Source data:
§ §
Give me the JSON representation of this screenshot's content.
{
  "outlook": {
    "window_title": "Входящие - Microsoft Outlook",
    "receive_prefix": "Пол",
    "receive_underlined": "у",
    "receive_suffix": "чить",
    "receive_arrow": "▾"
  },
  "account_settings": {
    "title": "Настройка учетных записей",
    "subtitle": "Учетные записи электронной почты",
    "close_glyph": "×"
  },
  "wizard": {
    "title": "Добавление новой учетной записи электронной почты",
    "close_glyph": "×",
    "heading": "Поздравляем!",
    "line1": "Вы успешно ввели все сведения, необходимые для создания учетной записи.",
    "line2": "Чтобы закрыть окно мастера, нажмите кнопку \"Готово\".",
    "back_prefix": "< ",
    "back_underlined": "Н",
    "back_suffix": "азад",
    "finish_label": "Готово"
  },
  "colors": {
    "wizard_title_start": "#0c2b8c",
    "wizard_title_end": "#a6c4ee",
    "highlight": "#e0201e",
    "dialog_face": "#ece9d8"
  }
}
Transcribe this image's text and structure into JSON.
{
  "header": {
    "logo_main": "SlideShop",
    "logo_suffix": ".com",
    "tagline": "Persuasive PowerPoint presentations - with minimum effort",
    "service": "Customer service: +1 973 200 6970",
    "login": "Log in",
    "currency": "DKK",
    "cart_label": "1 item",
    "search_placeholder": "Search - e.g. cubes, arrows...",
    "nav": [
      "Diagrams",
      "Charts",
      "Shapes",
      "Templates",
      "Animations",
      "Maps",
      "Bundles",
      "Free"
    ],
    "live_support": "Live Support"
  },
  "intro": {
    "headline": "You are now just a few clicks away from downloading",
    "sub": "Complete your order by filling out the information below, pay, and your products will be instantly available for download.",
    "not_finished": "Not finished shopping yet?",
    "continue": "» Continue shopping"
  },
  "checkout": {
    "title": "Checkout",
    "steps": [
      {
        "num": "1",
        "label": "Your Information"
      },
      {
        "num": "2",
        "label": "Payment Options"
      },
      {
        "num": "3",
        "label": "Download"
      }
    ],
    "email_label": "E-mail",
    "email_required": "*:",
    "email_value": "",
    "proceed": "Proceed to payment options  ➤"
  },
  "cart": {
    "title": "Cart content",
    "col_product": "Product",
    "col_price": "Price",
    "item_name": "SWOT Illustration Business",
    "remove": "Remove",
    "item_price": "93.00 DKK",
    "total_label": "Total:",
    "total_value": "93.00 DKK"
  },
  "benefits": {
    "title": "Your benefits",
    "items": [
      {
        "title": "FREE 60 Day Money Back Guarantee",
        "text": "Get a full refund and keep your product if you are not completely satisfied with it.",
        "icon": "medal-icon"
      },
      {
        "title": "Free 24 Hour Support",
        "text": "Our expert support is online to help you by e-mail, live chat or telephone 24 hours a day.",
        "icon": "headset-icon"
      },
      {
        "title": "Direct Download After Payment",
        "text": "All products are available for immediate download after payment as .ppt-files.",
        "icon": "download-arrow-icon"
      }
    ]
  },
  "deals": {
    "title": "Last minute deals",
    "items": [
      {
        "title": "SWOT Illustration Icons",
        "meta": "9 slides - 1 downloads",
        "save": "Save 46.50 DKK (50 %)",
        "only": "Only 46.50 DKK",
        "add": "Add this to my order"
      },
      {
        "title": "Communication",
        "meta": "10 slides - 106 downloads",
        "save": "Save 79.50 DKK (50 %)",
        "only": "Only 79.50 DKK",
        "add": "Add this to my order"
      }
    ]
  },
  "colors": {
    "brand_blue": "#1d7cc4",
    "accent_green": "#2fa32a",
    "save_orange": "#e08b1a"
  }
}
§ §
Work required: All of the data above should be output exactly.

Solution to the exercise:
Give me the JSON representation of this screenshot's content.
{
  "outlook": {
    "window_title": "Входящие - Microsoft Outlook",
    "receive_prefix": "Пол",
    "receive_underlined": "у",
    "receive_suffix": "чить",
    "receive_arrow": "▾"
  },
  "account_settings": {
    "title": "Настройка учетных записей",
    "subtitle": "Учетные записи электронной почты",
    "close_glyph": "×"
  },
  "wizard": {
    "title": "Добавление новой учетной записи электронной почты",
    "close_glyph": "×",
    "heading": "Поздравляем!",
    "line1": "Вы успешно ввели все сведения, необходимые для создания учетной записи.",
    "line2": "Чтобы закрыть окно мастера, нажмите кнопку \"Готово\".",
    "back_prefix": "< ",
    "back_underlined": "Н",
    "back_suffix": "азад",
    "finish_label": "Готово"
  },
  "colors": {
    "wizard_title_start": "#0c2b8c",
    "wizard_title_end": "#a6c4ee",
    "highlight": "#e0201e",
    "dialog_face": "#ece9d8"
  }
}
Transcribe this image's text and structure into JSON.
{
  "header": {
    "logo_main": "SlideShop",
    "logo_suffix": ".com",
    "tagline": "Persuasive PowerPoint presentations - with minimum effort",
    "service": "Customer service: +1 973 200 6970",
    "login": "Log in",
    "currency": "DKK",
    "cart_label": "1 item",
    "search_placeholder": "Search - e.g. cubes, arrows...",
    "nav": [
      "Diagrams",
      "Charts",
      "Shapes",
      "Templates",
      "Animations",
      "Maps",
      "Bundles",
      "Free"
    ],
    "live_support": "Live Support"
  },
  "intro": {
    "headline": "You are now just a few clicks away from downloading",
    "sub": "Complete your order by filling out the information below, pay, and your products will be instantly available for download.",
    "not_finished": "Not finished shopping yet?",
    "continue": "» Continue shopping"
  },
  "checkout": {
    "title": "Checkout",
    "steps": [
      {
        "num": "1",
        "label": "Your Information"
      },
      {
        "num": "2",
        "label": "Payment Options"
      },
      {
        "num": "3",
        "label": "Download"
      }
    ],
    "email_label": "E-mail",
    "email_required": "*:",
    "email_value": "",
    "proceed": "Proceed to payment options  ➤"
  },
  "cart": {
    "title": "Cart content",
    "col_product": "Product",
    "col_price": "Price",
    "item_name": "SWOT Illustration Business",
    "remove": "Remove",
    "item_price": "93.00 DKK",
    "total_label": "Total:",
    "total_value": "93.00 DKK"
  },
  "benefits": {
    "title": "Your benefits",
    "items": [
      {
        "title": "FREE 60 Day Money Back Guarantee",
        "text": "Get a full refund and keep your product if you are not completely satisfied with it.",
        "icon": "medal-icon"
      },
      {
        "title": "Free 24 Hour Support",
        "text": "Our expert support is online to help you by e-mail, live chat or telephone 24 hours a day.",
        "icon": "headset-icon"
      },
      {
        "title": "Direct Download After Payment",
        "text": "All products are available for immediate download after payment as .ppt-files.",
        "icon": "download-arrow-icon"
      }
    ]
  },
  "deals": {
    "title": "Last minute deals",
    "items": [
      {
        "title": "SWOT Illustration Icons",
        "meta": "9 slides - 1 downloads",
        "save": "Save 46.50 DKK (50 %)",
        "only": "Only 46.50 DKK",
        "add": "Add this to my order"
      },
      {
        "title": "Communication",
        "meta": "10 slides - 106 downloads",
        "save": "Save 79.50 DKK (50 %)",
        "only": "Only 79.50 DKK",
        "add": "Add this to my order"
      }
    ]
  },
  "colors": {
    "brand_blue": "#1d7cc4",
    "accent_green": "#2fa32a",
    "save_orange": "#e08b1a"
  }
}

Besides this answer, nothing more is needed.